The plant that tea comes from grows across much of Asia, its native home – Sri Lanka, India, Viet Nam, China etc… it grows, and is cultivated, in 35 countries across the world such as Africa, Argentina and even the UK (!) to name just a few. It can grow anywhere, and in most climates – from small gardens, to giant plantations spanning acres. However, there’s a common set of criteria needed for the successful cultivation of the real grade-A stuff.
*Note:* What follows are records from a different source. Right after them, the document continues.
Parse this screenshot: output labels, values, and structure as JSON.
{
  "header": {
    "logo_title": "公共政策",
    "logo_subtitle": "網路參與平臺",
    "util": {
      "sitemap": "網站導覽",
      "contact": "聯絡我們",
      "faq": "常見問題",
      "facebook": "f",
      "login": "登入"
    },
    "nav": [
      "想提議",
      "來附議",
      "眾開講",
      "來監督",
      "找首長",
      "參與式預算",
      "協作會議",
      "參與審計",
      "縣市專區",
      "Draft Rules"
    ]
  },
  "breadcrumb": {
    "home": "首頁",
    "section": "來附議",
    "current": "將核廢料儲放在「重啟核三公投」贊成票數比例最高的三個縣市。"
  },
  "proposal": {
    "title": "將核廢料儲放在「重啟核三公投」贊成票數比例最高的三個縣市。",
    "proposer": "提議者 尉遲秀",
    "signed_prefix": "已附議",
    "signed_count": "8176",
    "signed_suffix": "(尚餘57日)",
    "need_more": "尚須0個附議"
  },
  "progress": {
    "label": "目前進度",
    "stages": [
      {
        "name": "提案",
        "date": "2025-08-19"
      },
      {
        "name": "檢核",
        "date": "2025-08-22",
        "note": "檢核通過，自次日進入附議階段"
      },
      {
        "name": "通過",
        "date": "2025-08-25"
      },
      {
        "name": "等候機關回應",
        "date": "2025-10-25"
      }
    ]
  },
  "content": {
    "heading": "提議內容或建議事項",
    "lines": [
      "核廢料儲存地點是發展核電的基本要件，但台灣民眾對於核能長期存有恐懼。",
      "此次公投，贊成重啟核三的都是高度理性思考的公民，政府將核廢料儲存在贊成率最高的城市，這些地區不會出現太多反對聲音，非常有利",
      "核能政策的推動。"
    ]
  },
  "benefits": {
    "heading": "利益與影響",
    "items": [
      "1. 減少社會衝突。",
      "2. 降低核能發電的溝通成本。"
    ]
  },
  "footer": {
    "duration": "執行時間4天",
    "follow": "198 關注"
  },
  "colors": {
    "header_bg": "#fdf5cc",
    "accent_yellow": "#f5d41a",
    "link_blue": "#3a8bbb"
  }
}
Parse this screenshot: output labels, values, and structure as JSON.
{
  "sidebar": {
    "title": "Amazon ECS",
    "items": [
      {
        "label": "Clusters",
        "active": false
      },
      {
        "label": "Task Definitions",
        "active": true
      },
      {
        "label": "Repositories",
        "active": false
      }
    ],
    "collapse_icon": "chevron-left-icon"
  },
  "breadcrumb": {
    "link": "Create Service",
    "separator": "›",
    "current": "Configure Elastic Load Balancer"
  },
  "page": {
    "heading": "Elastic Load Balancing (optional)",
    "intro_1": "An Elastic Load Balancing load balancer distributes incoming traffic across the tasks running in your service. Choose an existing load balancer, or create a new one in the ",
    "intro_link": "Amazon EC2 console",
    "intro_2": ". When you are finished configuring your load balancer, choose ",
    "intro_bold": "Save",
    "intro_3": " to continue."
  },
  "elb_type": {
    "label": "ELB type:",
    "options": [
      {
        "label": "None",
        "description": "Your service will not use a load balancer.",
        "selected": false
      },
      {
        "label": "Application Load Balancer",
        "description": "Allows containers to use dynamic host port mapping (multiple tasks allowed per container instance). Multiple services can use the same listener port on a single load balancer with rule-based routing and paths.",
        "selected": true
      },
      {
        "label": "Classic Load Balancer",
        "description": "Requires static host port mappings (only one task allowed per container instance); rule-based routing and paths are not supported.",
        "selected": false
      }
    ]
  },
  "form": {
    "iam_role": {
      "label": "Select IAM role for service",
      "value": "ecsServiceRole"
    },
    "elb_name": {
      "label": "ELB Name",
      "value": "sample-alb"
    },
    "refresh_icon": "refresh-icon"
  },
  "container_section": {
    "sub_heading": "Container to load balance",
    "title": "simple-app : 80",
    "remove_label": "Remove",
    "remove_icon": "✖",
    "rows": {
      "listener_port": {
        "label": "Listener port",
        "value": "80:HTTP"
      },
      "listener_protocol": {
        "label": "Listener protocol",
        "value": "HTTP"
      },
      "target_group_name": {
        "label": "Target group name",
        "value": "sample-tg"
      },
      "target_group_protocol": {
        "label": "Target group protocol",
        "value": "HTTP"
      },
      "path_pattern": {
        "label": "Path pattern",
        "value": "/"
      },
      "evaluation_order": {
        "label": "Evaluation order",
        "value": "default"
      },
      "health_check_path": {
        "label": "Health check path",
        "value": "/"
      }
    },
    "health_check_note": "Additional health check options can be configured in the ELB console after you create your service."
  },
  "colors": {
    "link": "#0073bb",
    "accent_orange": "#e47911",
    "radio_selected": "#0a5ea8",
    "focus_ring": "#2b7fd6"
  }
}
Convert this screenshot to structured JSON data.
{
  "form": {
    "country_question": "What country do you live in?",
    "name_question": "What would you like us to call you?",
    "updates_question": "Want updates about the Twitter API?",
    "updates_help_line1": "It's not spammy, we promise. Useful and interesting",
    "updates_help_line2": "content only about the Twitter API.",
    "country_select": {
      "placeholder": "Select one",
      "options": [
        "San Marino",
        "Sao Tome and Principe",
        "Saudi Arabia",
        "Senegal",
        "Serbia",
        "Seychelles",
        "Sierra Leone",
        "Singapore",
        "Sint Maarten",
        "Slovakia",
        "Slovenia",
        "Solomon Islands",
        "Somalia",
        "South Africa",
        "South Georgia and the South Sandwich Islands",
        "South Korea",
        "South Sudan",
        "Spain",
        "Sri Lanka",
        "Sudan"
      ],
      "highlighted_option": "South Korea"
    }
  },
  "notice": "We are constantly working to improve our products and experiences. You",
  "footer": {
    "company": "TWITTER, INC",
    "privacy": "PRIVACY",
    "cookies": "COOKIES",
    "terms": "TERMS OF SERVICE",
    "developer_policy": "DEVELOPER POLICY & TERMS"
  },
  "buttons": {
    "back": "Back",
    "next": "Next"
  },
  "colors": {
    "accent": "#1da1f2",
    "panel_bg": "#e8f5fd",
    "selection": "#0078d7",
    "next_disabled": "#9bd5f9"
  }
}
High Altitude – you tend to find wet, misty conditions the higher up you go, which is great for a plant that needs to be protected from harsh sunlight, and access to plenty of water & minerals as it grows. The leaves can mature slowly without the worry of being scalded by fierce temperatures, and despite it taking longer to grow at higher altitudes, the flavor produced is better – in other words, it’s worth the wait!
Steep mountain slopes – some of the highest quality tea comes from mountain ranges with an altitude of over 1200m. This creates a perfect atmosphere of misty & humidity to help leaves absorb as much water, and nutrients as possible.
Sub-tropical climate – despite being able to grow in most climates, the best type of tea comes from plantations in humid climates – typically above 10 degrees. This climate gives the plants the best chance of maturing slowly, and developing the perfect flavors.
Moist, acidic, deep soil – tea needs rainfall, at least 50inches of rainfall to be precise, in order to flourish. They prefer deep, acidic soils in order to soak up some of the much needed minerals for successful growth.
As mentioned earlier, there are other areas, climates and conditions that tea can and does grow, i.e The UK – something I’m looking forward to exploring in more detail as I progress with this project. Must admit, I’m finding it difficult to imagine the UK as a tea-friendly environment, I shall have to write to the team at Tregothan, to find out!
For now however, getting the basics is key. And on that, I’ve invested in two great books to help me on my quest. I’ll be reviewing them shortly, and sharing all my learnings.
World Atlas of Tea, Krisi Smith
See you next time,
Sources: teaclass.com / World Atlas Of Tea, Krisi Smith, Wikipedia